Initially, Teri McClerklin thought she would go for a Ph.D. in engineering but realized research wasn't the life she wanted. Her experience working in Israel helped her recognize that science and law dovetailed in interesting ways and that intellectual property could become a satisfying career.
I definitely don't think I could have gone straight from undergrad to law school. I needed that time off to breathe and figure out what I wanted to do. I think I'm more focused in law school because of it. I only applied to the Chicago schools and got in everywhere, but Chicago-Kent wasn't just about parading stats and numbers. They were really interested in the quality of the person who was applying. The camaraderie in classes was a huge thing for me. I had heard horror stories about how cut-throat and competitive law students could be, but I had the exact opposite experience.
My faculty adviser, Professor Sarah Harding, has gone a long way in giving me great advice. Every time I sit down and talk to her about my goals, she has a ton of ideas about how I can get to where I'm trying to go.

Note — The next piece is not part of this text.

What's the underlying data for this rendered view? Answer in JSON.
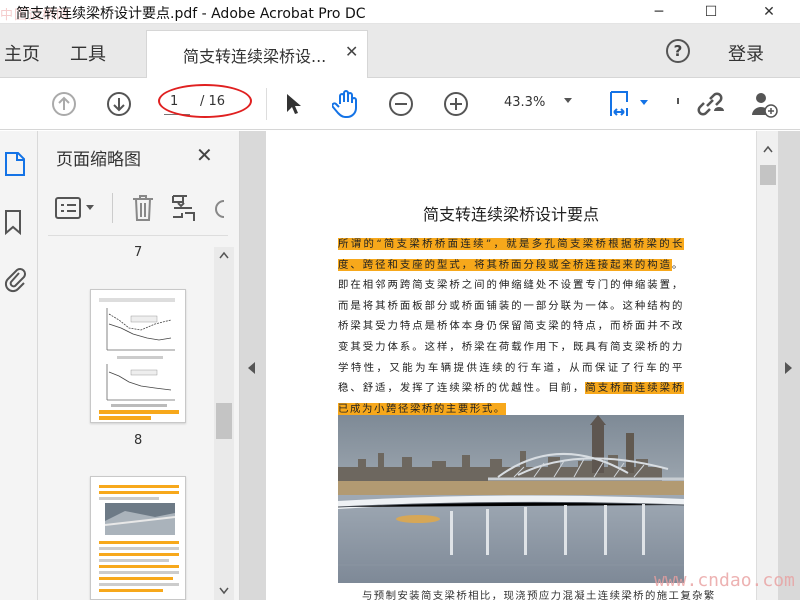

In engineering, I was learning mathematical equations and scientific theories. Law basically uses day-to-day language to express something in the legal realm. It's a different way of looking at things. I was fortunate to get an associate position last summer, and I was equally fortunate to get another for the upcoming summer. Both are large firms with IP practices. I'm very happy in the field of IP law. I don't know where life's going to take me, but for the foreseeable future, IP is my career.